The 'Faversham Project' is reportedly planned for development on Kent farmland, with plans for the location to host 2,500 new homes.

The Duchy of Cornwall insists the project will be fully sustainable amid fears over the 320-acre project's impact to the environment.

William became Britain's biggest landowner after taking over the Duchy from his father, King Charles III.

The Prince of Wales is set to continue his father's plans.
The Prince of Wales is set to continue his father's plans.

Plans for the new neighbourhood consist of a new school, cricket pitch, shops and offices built alongside housing, as Britain grapples with a shortage of homes.

Scheme backers claim the plan could create 2,500 new jobs, while also connecting residents with nature.

Despite this, some critics of the scheme feel the plan could have a detrimental impact on wildlife.

Faversham resident Mark Sewell told The Mail: “I've emailed and written to Prince William but I haven't had a reply.

“He is a younger and more modern royal who may be more sympathetic to the environmental damage that will be caused if this development continues. But I haven't had a response.

“The farmland is so rich in biodiversity and this scheme will destroy habitats. So many protected species will be lost - there are bats, lizards, butterflies and wild orchids.
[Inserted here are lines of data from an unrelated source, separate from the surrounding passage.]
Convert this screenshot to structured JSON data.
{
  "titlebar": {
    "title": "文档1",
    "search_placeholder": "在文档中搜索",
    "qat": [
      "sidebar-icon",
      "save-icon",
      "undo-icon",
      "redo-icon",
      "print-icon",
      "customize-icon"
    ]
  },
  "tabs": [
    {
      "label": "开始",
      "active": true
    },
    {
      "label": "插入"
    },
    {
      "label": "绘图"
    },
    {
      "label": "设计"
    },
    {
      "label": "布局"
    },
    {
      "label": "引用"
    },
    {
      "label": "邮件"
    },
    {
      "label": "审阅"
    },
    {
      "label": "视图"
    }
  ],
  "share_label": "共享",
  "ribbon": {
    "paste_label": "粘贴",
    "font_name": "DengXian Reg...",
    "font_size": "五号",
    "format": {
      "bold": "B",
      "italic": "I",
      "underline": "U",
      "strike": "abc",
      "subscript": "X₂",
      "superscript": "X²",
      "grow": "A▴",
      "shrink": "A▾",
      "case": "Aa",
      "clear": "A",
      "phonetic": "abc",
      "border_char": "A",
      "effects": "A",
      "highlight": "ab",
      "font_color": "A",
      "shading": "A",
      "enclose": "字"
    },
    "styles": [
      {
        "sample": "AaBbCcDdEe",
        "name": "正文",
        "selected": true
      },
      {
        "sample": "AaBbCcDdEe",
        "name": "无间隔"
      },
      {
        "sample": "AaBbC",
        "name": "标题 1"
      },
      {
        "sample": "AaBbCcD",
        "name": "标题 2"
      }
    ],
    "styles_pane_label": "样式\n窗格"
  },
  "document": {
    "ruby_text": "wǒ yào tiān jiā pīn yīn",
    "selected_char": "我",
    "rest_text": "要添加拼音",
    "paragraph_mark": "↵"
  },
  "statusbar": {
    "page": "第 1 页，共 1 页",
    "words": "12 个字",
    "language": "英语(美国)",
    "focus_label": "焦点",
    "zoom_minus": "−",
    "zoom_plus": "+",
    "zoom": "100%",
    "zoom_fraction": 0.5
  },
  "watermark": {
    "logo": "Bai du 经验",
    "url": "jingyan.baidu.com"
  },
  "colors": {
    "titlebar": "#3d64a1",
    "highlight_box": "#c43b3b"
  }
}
It's so sad.”

A website for the Faversham Project said: "Our surveys confirm that most of the ecological features of importance within the site are restricted to its boundaries, and the long history of intensive agricultural management has hollowed out the interior.

After taking over the Duchy from his father, William is now Britain's biggest landowner.
After taking over the Duchy from his father, William is now Britain's biggest landowner.

Some farmland birds use the interior of the arable fields and bats use the buildings and trees for roosting.

"A suite of survey work, starting in 2018 and still ongoing today, followed industry guidance and the scheme has been designed to benefit the existing populations of invertebrates, reptiles, birds, dormice, bats and badgers.

New habitats, such as flower-rich chalk-influenced grassland, and green corridors will be kept dark to maintain foraging areas for nocturnal mammals. Impacts to bat roosts will be avoided, when this is not possible, it will be mitigated for."

A Duchy of Cornwall spokesperson said: "The Duchy of Cornwall is a responsible land owner committed to sustainable land stewardship and ensuring that land use meets local needs and creates positive, long-term value for communities.

"The proposed development at Faversham will deliver much-needed sustainable, affordable housing alongside community facilities and natural spaces that will create jobs, achieve net-zero carbon and enhance biodiversity in the area.

"The plans are in direct response to Swale Borough Council’s invitation to put forward proposals to answer the lack of housing in the area, with the Duchy land having been identified as the most sustainable location for the growth of the town.

"We are committed to working in consultation with the local community to ensure any development complements the local area and benefits Faversham and its residents."